Tesla fans and critics eagerly anticipate the 2020 release of the all-electric Roadster. In 2014, the car manufacturer first began producing non-fossil-fuel Roadsters with a range in excess of 400 miles. At the time, car enthusiasts viewed those models as a significant step up for electric cars.
These days, electric cars are more common, but this doesn’t diminish the hype surrounding the Tesla 2020 Roadster. So, does this vehicle measure up?
Musk touts the Roadster
Tesla CEO Elon Musk praises the 2020 Roadster for maximizing the “potential of aerodynamic engineering with record-setting performance and efficiency.” The tech entrepreneur focuses on the car’s speed, claiming it will be “the quickest car in the world, with record-setting acceleration, range, and performance.”
The Roadster’s specs state the vehicle will travel from 0 to 60 miles per hour in 1.9 seconds, with top speeds of over 250 miles per hour. However, it won’t outrank a handful of other specialty vehicles concerning pure top speed:
- Koenigsegg Regera, 255 miles per hour
- SSC Ultimate Aero, 257 miles per hour
- Bugatti Veyron Super Sport, 268 miles per hour
- Hennessey Venom GT, 270 miles per hour
- Bugatti Chiron, 271 miles per hour
- Koenigsegg Agera RS, 278 miles per hour
The Roadster is expected to reach 100 miles per hour in 4.2 seconds and break the quarter-mile mark in 8.9 seconds. When it comes to reaching highway speeds of 60 miles per hour in just under two seconds, the Tesla Roadster is in a three-way tie with the Audi R18 e-Tron Quattro, Porsche 919 Hybrid MKII, and Rimac C2. This means Musk’s new model will only be one of “the quickest” vehicles available on the market
New design specifications
Looking purely at price point, Tesla fans can expect to pay $50,000 to reserve a Roadster and over $200,000 for the base model. With wheel torque rated at 10,000 Nm, all-wheel drive is available on standard models. Motor1 reported the figure “may be a bit overstated,” with other design features being called into question, too.
From a design standpoint, Tesla reevaluated the Roadster concept by creating space for up to four passengers via a backseat. By definition, a Roadster is “an automobile with an open body that seats two and has a folding fabric top and often a luggage compartment or rumble seat in the rear.” Obviously, the newer Tesla lacks a soft top and has increased passenger capacity, straying from the Roadster’s roots.
A glass top and redesigned doors
Instead of a folding fabric top, Tesla utilized a glass roof concept in this newer model.

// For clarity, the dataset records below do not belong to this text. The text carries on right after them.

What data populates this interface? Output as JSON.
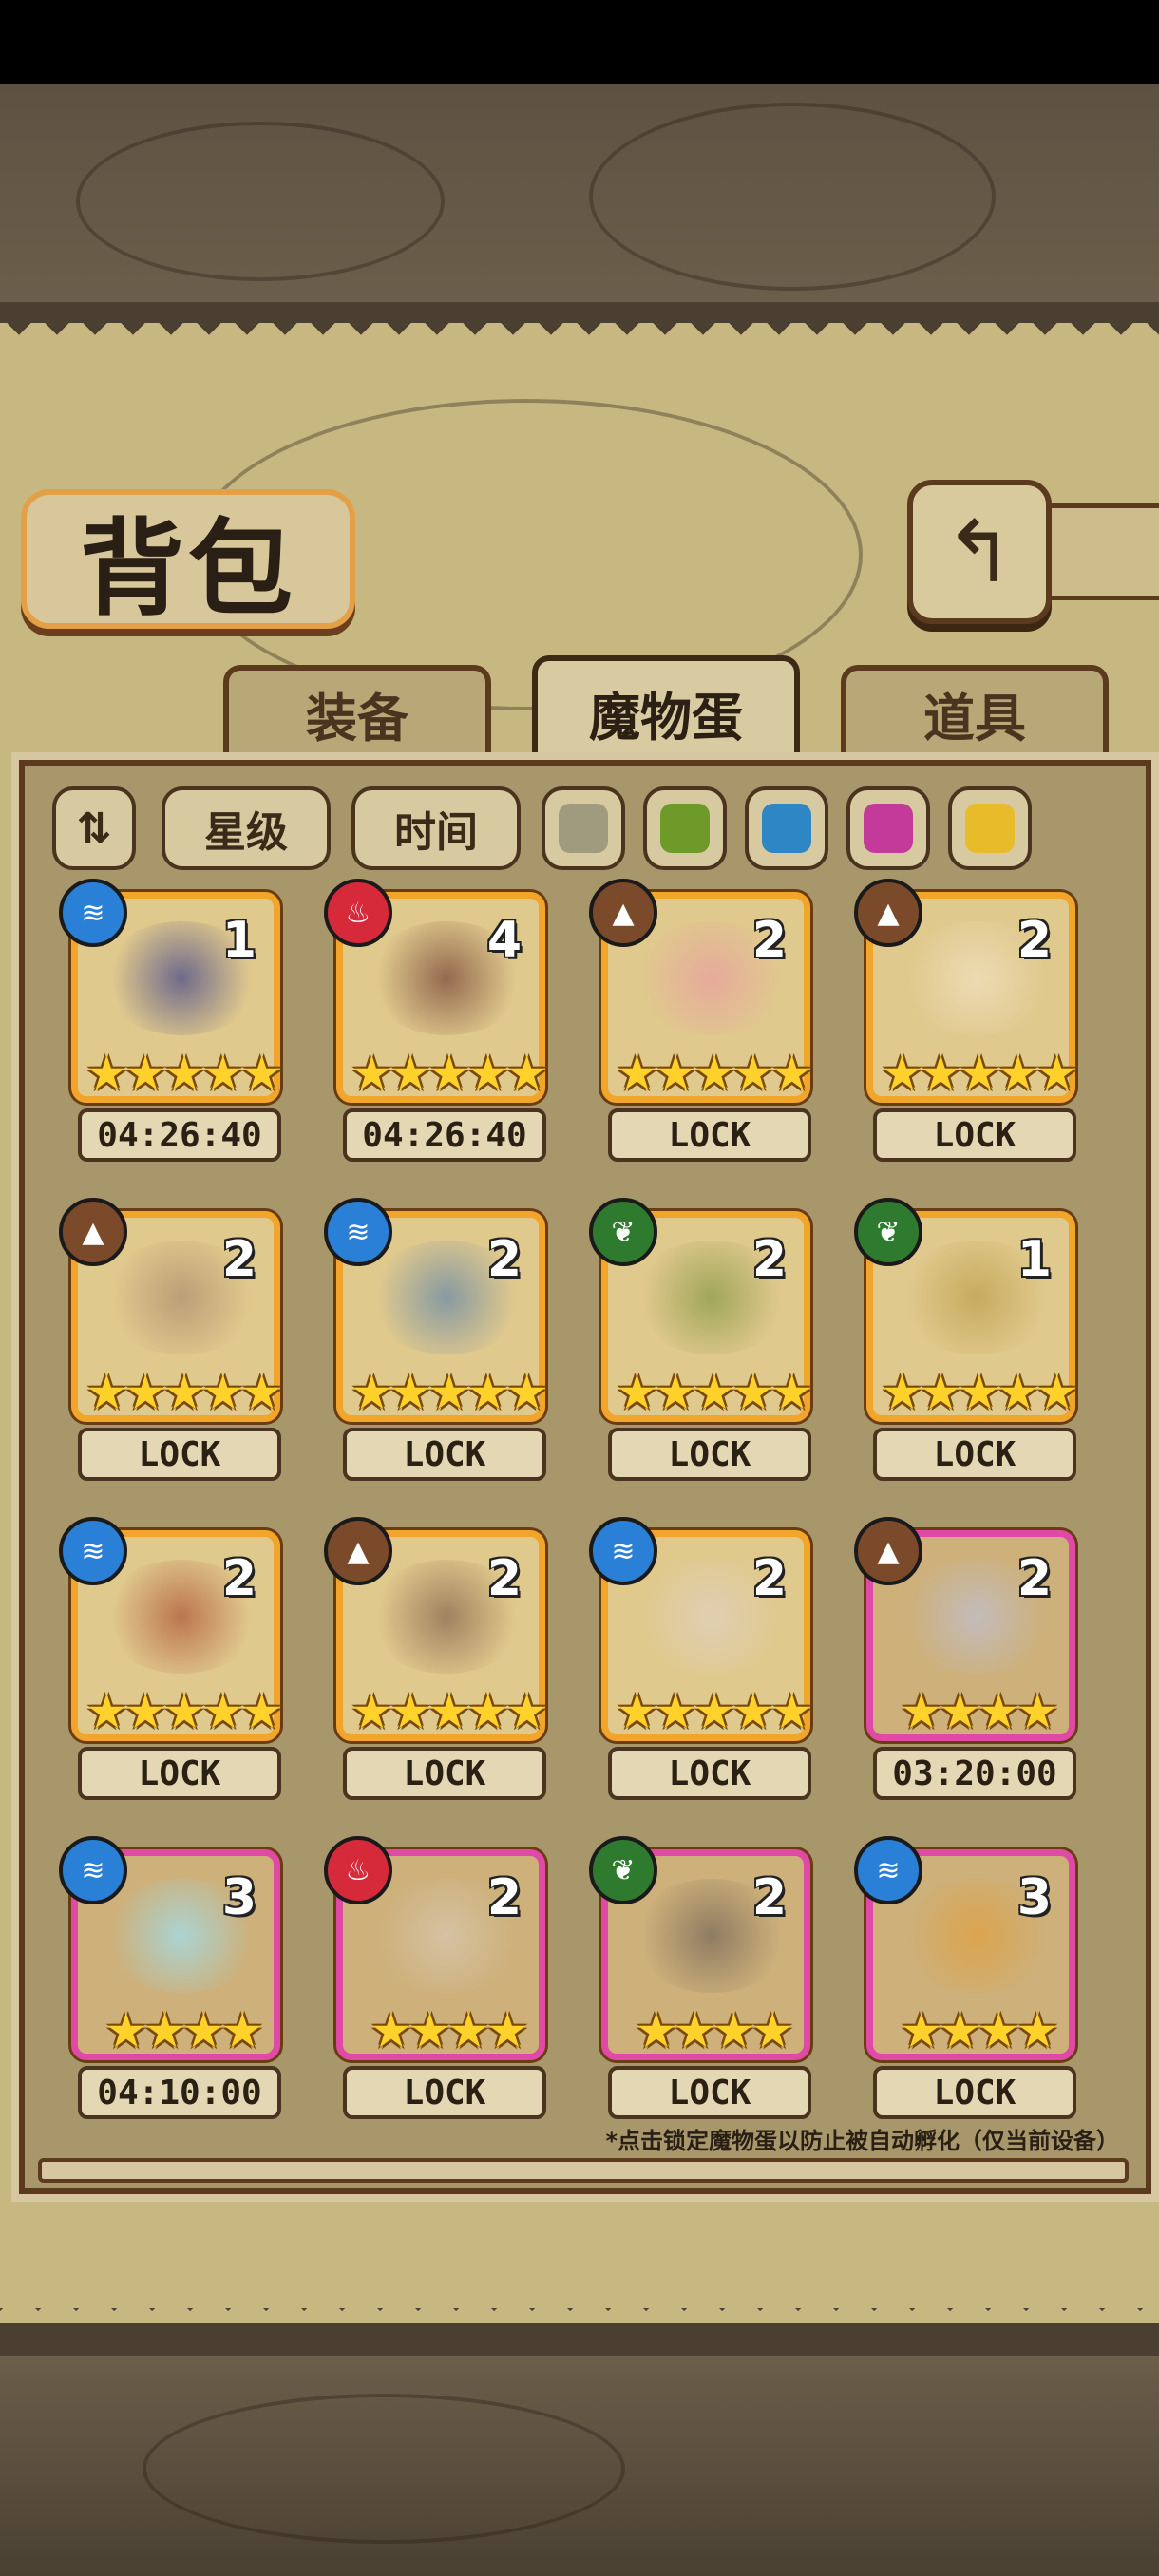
{
  "title": "背包",
  "tabs": [
    {
      "label": "装备",
      "active": false
    },
    {
      "label": "魔物蛋",
      "active": true
    },
    {
      "label": "道具",
      "active": false
    }
  ],
  "filters": {
    "sort_icon": "sort-icon",
    "star_label": "星级",
    "time_label": "时间",
    "colors": [
      "#a09a7e",
      "#6e9a2a",
      "#2e86c4",
      "#c43a9a",
      "#e8bb2a"
    ]
  },
  "element_colors": {
    "water": "#2a7fd6",
    "fire": "#d62a3a",
    "earth": "#7a4a2a",
    "nature": "#2e7a2e"
  },
  "element_glyphs": {
    "water": "≋",
    "fire": "♨",
    "earth": "▲",
    "nature": "❦"
  },
  "eggs": [
    {
      "element": "water",
      "count": "1",
      "stars": "★★★★★",
      "label": "04:26:40",
      "frame": "gold",
      "art": "#4a4a8a"
    },
    {
      "element": "fire",
      "count": "4",
      "stars": "★★★★★",
      "label": "04:26:40",
      "frame": "gold",
      "art": "#7a4a3a"
    },
    {
      "element": "earth",
      "count": "2",
      "stars": "★★★★★",
      "label": "LOCK",
      "frame": "gold",
      "art": "#e8a0a0"
    },
    {
      "element": "earth",
      "count": "2",
      "stars": "★★★★★",
      "label": "LOCK",
      "frame": "gold",
      "art": "#f0e0c0"
    },
    {
      "element": "earth",
      "count": "2",
      "stars": "★★★★★",
      "label": "LOCK",
      "frame": "gold",
      "art": "#b09070"
    },
    {
      "element": "water",
      "count": "2",
      "stars": "★★★★★",
      "label": "LOCK",
      "frame": "gold",
      "art": "#6a8aa8"
    },
    {
      "element": "nature",
      "count": "2",
      "stars": "★★★★★",
      "label": "LOCK",
      "frame": "gold",
      "art": "#8a9a4a"
    },
    {
      "element": "nature",
      "count": "1",
      "stars": "★★★★★",
      "label": "LOCK",
      "frame": "gold",
      "art": "#c0a050"
    },
    {
      "element": "water",
      "count": "2",
      "stars": "★★★★★",
      "label": "LOCK",
      "frame": "gold",
      "art": "#b05a3a"
    },
    {
      "element": "earth",
      "count": "2",
      "stars": "★★★★★",
      "label": "LOCK",
      "frame": "gold",
      "art": "#8a6a50"
    },
    {
      "element": "water",
      "count": "2",
      "stars": "★★★★★",
      "label": "LOCK",
      "frame": "gold",
      "art": "#e0d0c0"
    },
    {
      "element": "earth",
      "count": "2",
      "stars": "★★★★",
      "label": "03:20:00",
      "frame": "purple",
      "art": "#c0c0d0"
    },
    {
      "element": "water",
      "count": "3",
      "stars": "★★★★",
      "label": "04:10:00",
      "frame": "purple",
      "art": "#9fe0f0"
    },
    {
      "element": "fire",
      "count": "2",
      "stars": "★★★★",
      "label": "LOCK",
      "frame": "purple",
      "art": "#d8c8b0"
    },
    {
      "element": "nature",
      "count": "2",
      "stars": "★★★★",
      "label": "LOCK",
      "frame": "purple",
      "art": "#7a6a5a"
    },
    {
      "element": "water",
      "count": "3",
      "stars": "★★★★",
      "label": "LOCK",
      "frame": "purple",
      "art": "#e0a040"
    }
  ],
  "note": "*点击锁定魔物蛋以防止被自动孵化（仅当前设备）"
}
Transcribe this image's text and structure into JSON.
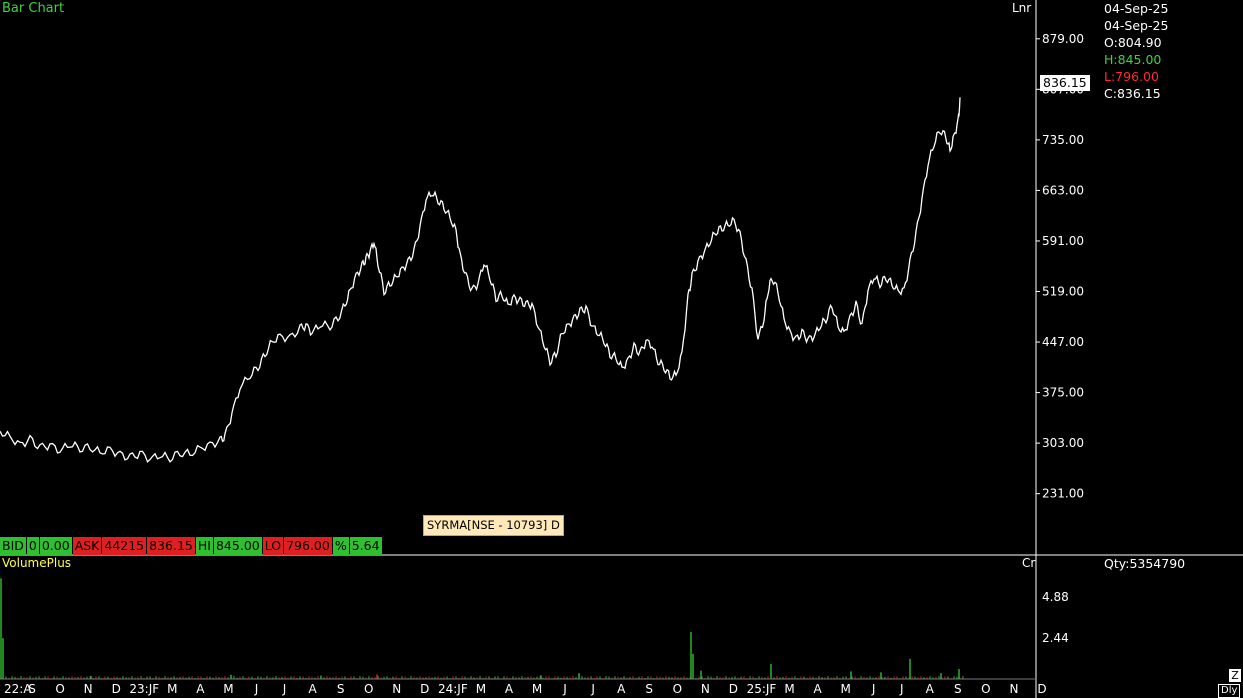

Drivers can store the lightweight, removable glass top in the trunk for the open-air convertible experience expected from a Roadster.
The Tesla 2020 Roadster’s doors open without a key or handle on the exterior of the vehicle; you merely unlock and unhitch it with the swipe of a finger on the glass. At this point, Tesla hasn’t released the tech behind this mode of entry. But it’s suggested that the action from a human must be accompanied by an electronic fob, smartphone, or another hand-held device.
Style over substance?
Another quote from the manufacturer states it is “the first supercar to set every performance record and still fit seating for four.” Although Tesla has plenty to boast about with this new Roadster, terms like “quickest” and “record-breaking” are exaggerated in some cases.
These statements push the hype to new heights. While there’s no definitive answer to the age-old question of “style or substance,” it’s safe to say the Tesla 2020 Roadster will be plenty of both.